Naturally, I couldn't wait to share this information with Ludek Stipl, director of Respect and Tolerance. He promptly called Mrs. Carter and gathered even more information, including details on her birthplace, which was a short distance from Lostice. This is the story he included in an e-mail message to me, dated October 1, 2007, after a trip there to see what he might find:
I went to visit the town Nemecka Huzova (formerly Deutschhause) where Mrs. Edith Carter Knopflmacher was born. The town is located in the former Sudetenland about 38 km [23 1/2 miles] from Lostice. It was populated mostly by Germans who were sent to Germany after 1945. Many houses remained empty for many years and later were torn down, some of them were repaired and modernized without much taste during 1970s. Not very nice place tell the truth. Soon I gave up any hope of discovering any useful site from the Knopflmacher era. Even houses in the historical town square were torn down . . . There is only one nice historical house on the square and most probably in the entire town. After going through the period photographs we realized to our great surprise that this is the house where Edith Knopflmacher was born and where she lived with her parents and siblings. Hard to believe but it is the truth.

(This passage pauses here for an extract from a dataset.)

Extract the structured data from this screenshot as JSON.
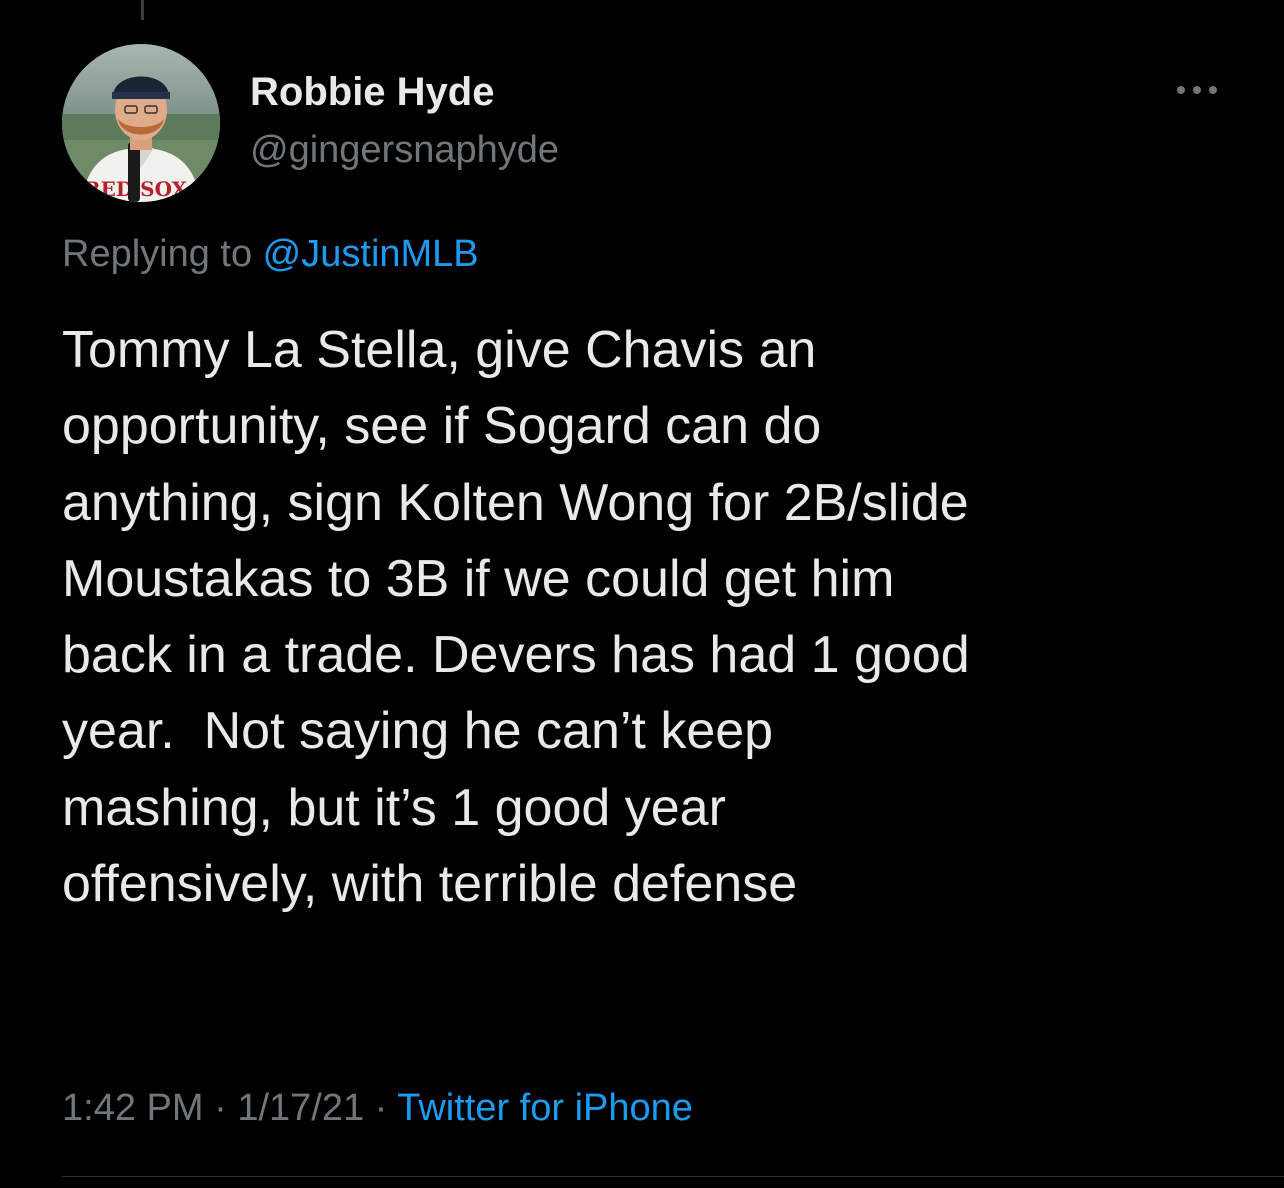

In November, Mr. Stipl made a longer trip, from the Czech Republic to Cincinnati, to interview Mrs. Carter in person. He brought with him pictures of her native village, pictures of her family, and the clear assurance that her story would be documented not only in the several videotaped interviews that have already been conducted by Holocaust study centers in America but also that it will be preserved and remembered in the Czech language, in her own childhood home, in Lostice.